Obuseng said that traditionally the education sector receives the largest share of funding in the national budget. He shared that public expenditure on education has averaged 22 percent of total budget between 2015/16 and 2019/20, followed by economic and general services at 19 percent and 18 percent, respectively while health sat at 12 percent.
In the current fiscal year, education received about 23 percent of the total budget or 8 percent of GDP, indicating the long-standing priority of investment into the sector which is above the international spending benchmark of 20 percent of the national budget for education.
Botswana’s public expenditure in education includes recurrent and development (capital) expenditures. The recurrent expenditure accounts for the bulk of education’s allocation of the national budget.

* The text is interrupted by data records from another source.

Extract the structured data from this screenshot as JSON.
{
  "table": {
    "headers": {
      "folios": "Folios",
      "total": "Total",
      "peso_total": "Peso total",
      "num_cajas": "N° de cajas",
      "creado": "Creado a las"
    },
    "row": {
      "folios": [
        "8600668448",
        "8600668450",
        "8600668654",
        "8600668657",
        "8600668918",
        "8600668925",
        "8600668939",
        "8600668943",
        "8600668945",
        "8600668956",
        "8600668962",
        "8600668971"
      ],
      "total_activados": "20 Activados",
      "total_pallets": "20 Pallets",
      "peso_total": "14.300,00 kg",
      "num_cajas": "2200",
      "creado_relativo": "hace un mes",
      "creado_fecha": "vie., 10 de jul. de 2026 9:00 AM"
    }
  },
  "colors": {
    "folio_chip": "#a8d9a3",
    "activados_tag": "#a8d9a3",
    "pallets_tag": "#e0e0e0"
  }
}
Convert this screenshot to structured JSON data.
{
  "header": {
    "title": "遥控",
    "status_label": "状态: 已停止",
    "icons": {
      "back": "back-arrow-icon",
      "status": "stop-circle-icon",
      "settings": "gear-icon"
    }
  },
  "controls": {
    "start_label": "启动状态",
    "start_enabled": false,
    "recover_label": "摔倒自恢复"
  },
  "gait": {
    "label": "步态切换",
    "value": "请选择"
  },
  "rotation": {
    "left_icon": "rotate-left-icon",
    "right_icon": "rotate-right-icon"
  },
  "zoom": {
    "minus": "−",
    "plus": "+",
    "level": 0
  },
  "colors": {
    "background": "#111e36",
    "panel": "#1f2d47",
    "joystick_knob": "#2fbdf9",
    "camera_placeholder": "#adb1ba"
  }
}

“The budget analysis for the recurrent expenditure shows a rise in the budget provided, main increase under basic education, which only deals with inflationary adjustments for salaries and emoluments not the increase in resource allocation, in the form of hiring more teachers and providing learning materials,” Obuseng said.
He added that infrastructure development in the form of building more classrooms to avoid the crowing of students has taken a back seat in the past years. The outbreak of the Covid-19 pandemic has compelled the education system to introduce shifts in schools, a move to reduce classroom crowding.
“In 2021/22, the education development budget increased to 12 percent of the sector’s total budget or P1.61 billion,” Obuseng said.
Lately the education sector’s development budget focused mainly on the rollout of digitization in schools which includes availing ICT infrastructure and connectivity in schools, developing and sourcing e-learning content for pupils.
In terms of the ministerial allocation of the education sector budget, Obuseng said that a larger proportion of the sector’s budget goes to the two main ministries being MOBE and MOTE.
“This is in line with the Government’s commitment to priorities human capital development in Botswana. The MOBE is allocated about P9.52 billion during the 2021/22 financial year, an increase of P510.84 million from its budget allocation in 2020/21 financial year,” he said. This will be spent mainly on salaries, payment of utilities, books and stationery. Obuseng said the MOTE will spend about P4.60 billion in the current financial year and a larger proportion will be spent mainly on tertiary student scholarships and subventions to universities.
Undoubtedly, Botswana has a strong commitment to investing in education. This is indicated by the consistent spending in education across all education levels and a higher budget priority in education. “There appears to be a major imbalance in spending across the different levels of education with pre and primary education suffering from inadequate resources,” Obuseng said. Hence, it is essential to provide quality early childhood education and care for a better learning outcome in later years. “Investing in quality education is critical to producing desired education outcomes, which in turn contributes to the long-term aspirations of Botswana’s transformation agenda and a knowledge-based economy,” Obuseng exhorted. Inefficient spending on the education budget raises concerns about the overall performance of the sector.
Kenewendo, giving the recommendations said, the government needs to make the investment in children the country’s top development priority. “Effective investment in education and health is the single most critical investment for delivering inclusive prosperity, a knowledge economy and society,” she said. The former Trade Minister emphasised that prioritizing children in public planning and budgetary processes imperative. This means, specifying outcomes for children and attaching resources to those outcomes. Kenewendo said the government must urgently reform education with a focus on significantly improving performance, relevance and quality across the entire education value chain.